• _Task objective_
Scan the entries and copy each line where the word "COMBRETACEAE" is present.
Start of Block
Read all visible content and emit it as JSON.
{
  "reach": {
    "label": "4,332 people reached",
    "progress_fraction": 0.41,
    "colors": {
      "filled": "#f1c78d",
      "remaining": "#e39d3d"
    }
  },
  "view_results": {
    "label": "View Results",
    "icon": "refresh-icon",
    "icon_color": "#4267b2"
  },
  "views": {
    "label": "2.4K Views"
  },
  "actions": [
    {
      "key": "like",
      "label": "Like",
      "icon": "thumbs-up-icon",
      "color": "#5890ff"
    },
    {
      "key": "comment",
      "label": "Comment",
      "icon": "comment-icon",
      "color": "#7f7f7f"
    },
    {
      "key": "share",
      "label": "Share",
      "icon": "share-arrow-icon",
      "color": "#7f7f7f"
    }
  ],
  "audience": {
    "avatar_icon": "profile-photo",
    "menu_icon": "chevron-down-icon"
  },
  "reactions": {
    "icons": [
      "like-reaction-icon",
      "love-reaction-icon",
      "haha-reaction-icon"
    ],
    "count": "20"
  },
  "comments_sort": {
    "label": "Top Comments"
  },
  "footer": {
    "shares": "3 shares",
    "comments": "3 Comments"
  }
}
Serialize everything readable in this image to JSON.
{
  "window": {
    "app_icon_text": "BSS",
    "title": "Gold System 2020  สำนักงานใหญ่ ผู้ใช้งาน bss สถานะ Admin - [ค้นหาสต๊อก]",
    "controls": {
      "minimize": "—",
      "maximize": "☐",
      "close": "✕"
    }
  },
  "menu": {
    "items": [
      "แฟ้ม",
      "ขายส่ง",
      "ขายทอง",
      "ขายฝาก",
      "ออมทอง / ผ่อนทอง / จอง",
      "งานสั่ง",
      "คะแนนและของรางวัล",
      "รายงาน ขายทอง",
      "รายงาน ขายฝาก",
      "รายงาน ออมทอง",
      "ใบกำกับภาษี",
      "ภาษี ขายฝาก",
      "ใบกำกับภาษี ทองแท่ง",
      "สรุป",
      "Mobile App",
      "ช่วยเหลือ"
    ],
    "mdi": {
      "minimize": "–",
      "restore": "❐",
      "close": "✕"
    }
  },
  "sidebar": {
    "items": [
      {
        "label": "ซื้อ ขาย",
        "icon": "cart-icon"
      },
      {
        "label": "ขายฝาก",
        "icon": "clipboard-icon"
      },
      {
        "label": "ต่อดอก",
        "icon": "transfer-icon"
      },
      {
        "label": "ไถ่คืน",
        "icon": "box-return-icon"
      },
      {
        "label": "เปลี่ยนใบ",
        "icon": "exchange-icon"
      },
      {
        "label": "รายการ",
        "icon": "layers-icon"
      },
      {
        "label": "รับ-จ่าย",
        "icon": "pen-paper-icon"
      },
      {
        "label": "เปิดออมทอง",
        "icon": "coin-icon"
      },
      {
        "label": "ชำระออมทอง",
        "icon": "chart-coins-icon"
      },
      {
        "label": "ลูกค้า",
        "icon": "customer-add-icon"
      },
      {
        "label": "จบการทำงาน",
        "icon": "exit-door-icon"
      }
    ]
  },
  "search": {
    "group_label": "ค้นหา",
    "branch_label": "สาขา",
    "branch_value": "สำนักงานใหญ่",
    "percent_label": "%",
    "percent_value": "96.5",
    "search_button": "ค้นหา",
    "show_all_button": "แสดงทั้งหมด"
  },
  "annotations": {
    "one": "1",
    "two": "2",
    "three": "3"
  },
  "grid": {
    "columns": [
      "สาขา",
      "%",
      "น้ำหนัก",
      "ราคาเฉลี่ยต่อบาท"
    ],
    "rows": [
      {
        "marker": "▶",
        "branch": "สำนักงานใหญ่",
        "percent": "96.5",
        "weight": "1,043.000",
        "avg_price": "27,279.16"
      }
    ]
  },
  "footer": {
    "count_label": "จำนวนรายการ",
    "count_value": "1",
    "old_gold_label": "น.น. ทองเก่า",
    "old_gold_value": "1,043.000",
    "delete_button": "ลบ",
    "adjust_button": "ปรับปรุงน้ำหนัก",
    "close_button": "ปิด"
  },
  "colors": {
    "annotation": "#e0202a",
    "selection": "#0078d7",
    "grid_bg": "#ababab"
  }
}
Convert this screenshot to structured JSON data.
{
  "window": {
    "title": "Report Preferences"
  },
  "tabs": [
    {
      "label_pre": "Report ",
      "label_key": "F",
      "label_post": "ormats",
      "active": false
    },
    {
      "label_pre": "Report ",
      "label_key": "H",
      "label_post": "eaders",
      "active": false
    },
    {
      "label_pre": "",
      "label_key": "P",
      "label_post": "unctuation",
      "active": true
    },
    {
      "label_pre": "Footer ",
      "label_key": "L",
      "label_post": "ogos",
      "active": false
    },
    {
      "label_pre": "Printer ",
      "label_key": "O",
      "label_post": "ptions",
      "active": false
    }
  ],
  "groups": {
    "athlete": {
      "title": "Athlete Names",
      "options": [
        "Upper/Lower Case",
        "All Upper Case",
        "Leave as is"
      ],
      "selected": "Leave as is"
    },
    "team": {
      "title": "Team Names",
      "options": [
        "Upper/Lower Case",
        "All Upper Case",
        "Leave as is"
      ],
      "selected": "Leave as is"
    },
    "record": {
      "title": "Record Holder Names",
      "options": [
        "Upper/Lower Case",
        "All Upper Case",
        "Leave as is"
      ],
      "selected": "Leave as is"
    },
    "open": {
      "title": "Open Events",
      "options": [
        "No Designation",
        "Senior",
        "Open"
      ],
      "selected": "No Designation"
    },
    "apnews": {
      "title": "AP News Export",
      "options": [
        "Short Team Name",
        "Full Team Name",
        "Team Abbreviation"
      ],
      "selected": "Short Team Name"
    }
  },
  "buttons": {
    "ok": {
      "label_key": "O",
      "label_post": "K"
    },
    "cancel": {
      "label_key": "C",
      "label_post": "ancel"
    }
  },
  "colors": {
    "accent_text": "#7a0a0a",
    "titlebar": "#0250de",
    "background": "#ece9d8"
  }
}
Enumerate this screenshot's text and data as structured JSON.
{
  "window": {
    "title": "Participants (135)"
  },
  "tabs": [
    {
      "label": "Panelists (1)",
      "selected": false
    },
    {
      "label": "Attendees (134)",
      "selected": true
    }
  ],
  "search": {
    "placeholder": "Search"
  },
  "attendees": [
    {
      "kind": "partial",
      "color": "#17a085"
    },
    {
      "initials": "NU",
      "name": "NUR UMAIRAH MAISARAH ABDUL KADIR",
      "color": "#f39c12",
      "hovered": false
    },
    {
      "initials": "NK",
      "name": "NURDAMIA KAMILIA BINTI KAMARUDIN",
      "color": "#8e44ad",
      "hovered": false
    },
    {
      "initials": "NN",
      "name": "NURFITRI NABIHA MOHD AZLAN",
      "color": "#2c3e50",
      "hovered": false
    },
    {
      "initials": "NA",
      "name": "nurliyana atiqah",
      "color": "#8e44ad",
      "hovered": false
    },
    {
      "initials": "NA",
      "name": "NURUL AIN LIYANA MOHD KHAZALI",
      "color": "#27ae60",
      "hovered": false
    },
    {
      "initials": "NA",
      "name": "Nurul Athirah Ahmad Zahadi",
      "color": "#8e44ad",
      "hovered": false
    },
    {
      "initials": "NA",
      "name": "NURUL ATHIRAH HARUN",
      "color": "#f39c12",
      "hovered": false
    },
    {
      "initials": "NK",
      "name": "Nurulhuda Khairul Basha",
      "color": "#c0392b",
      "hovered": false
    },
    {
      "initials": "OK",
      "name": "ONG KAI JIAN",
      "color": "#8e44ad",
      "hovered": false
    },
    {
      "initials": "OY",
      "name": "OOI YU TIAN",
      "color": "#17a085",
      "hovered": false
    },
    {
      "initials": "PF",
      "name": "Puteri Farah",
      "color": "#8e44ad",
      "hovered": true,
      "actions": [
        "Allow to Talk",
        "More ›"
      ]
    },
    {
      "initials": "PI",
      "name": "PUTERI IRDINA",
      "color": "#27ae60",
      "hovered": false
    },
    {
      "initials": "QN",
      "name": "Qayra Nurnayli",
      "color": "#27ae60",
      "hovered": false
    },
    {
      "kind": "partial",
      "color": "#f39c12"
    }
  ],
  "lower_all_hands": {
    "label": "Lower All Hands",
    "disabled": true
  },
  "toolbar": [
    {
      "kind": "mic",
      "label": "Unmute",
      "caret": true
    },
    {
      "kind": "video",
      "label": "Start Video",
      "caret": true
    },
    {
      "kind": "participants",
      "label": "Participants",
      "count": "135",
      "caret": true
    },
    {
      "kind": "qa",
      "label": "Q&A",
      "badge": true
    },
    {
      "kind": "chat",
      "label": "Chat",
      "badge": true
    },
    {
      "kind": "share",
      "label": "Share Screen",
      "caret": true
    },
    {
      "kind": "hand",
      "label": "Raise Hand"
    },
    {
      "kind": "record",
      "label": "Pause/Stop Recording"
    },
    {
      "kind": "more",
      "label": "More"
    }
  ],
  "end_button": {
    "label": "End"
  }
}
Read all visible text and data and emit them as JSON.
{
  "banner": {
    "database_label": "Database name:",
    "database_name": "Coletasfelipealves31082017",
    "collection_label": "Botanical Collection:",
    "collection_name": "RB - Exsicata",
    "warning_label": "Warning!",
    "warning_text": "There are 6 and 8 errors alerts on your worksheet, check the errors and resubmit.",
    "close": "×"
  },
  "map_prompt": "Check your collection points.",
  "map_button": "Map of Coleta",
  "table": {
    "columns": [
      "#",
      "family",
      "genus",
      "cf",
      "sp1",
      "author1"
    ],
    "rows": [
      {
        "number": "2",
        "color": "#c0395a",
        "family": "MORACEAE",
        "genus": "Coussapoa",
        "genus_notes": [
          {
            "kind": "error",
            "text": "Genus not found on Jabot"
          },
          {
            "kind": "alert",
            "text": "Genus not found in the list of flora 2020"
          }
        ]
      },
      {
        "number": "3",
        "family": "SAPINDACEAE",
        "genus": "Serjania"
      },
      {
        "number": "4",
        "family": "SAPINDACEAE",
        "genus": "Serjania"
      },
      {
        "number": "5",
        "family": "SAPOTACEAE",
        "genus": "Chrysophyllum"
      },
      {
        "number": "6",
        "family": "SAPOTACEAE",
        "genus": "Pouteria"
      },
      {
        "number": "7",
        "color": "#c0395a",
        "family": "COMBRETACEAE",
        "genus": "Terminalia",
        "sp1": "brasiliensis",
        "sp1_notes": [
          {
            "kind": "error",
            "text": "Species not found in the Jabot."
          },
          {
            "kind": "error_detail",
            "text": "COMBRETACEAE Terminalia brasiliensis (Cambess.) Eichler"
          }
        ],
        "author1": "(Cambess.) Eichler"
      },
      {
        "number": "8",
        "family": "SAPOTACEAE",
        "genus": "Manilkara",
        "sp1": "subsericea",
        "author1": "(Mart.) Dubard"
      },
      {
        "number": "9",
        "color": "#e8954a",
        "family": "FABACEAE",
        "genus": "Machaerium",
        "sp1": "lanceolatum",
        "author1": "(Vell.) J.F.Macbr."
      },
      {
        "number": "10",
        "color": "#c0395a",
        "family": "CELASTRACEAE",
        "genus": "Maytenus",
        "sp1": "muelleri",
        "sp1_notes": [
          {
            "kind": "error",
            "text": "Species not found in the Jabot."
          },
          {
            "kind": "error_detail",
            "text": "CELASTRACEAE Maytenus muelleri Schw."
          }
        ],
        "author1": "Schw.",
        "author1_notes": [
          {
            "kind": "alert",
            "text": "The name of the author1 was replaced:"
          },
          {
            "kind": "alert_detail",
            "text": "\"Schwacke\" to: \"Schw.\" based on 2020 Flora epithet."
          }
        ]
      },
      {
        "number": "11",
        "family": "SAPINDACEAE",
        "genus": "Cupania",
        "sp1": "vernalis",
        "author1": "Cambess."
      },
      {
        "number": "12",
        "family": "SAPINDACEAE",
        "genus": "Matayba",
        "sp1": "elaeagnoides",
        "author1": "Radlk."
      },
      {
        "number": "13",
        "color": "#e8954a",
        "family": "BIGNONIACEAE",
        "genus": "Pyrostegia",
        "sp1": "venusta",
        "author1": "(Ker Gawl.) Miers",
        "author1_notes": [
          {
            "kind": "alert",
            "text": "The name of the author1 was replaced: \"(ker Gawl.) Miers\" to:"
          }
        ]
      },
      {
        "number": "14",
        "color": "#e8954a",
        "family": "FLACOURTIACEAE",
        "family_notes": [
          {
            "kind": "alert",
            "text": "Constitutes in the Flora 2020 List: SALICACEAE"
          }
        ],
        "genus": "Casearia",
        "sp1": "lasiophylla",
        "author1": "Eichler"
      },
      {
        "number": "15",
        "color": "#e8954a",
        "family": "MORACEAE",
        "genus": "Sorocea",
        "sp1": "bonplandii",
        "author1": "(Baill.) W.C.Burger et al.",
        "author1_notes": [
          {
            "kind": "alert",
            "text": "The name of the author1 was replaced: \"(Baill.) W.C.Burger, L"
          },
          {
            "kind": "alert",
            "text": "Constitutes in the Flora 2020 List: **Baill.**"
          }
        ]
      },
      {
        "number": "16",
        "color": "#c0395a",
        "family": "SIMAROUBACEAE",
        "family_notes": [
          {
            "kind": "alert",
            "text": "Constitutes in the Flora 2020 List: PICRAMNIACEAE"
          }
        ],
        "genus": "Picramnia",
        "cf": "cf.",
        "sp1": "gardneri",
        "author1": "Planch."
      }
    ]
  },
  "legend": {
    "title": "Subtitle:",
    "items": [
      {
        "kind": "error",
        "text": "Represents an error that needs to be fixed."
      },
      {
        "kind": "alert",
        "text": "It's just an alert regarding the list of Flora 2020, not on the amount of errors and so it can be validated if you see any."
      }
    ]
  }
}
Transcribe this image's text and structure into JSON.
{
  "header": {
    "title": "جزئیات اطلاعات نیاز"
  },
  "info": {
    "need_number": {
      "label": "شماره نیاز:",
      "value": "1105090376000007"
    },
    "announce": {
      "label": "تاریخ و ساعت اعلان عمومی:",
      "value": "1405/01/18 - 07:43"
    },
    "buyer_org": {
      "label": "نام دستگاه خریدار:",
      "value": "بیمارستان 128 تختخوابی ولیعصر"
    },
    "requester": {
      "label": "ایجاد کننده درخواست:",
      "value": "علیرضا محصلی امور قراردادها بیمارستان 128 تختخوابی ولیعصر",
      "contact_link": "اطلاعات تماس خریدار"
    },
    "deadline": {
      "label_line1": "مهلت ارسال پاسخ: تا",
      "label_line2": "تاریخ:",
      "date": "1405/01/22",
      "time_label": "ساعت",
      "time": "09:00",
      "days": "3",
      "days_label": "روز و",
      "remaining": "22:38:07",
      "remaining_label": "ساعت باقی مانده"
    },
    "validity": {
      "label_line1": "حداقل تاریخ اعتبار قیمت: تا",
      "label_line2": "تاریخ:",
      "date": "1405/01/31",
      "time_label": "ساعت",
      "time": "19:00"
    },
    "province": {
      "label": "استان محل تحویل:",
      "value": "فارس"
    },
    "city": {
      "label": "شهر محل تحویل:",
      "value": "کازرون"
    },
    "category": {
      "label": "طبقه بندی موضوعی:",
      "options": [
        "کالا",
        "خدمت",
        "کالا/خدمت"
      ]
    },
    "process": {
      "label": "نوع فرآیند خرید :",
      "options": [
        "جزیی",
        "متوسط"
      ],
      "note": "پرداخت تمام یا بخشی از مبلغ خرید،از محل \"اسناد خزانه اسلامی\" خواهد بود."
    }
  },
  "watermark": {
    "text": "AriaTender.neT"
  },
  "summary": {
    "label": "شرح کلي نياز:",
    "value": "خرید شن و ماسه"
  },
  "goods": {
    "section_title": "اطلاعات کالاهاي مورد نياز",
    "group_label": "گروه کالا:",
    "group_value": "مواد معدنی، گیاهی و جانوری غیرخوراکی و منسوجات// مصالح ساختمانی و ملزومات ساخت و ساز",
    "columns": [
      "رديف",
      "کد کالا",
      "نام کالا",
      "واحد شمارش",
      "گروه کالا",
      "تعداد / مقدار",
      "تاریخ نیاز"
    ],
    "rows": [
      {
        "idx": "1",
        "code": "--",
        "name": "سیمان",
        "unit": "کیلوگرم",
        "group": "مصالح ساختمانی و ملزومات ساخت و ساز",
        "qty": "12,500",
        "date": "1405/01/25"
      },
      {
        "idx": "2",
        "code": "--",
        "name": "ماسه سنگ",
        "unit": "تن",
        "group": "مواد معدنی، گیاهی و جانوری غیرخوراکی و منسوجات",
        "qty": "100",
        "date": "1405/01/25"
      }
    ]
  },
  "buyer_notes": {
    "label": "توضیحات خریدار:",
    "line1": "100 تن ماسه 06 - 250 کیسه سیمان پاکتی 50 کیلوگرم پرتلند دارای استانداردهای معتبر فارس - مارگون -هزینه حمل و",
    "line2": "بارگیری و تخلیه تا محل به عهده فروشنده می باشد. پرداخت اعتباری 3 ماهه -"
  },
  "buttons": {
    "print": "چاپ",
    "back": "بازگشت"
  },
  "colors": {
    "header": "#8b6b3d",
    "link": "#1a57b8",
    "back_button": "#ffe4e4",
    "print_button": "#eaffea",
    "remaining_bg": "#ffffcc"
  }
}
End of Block
• _Exercise solution_
        "family": "COMBRETACEAE",
            "text": "COMBRETACEAE Terminalia brasiliensis (Cambess.) Eichler"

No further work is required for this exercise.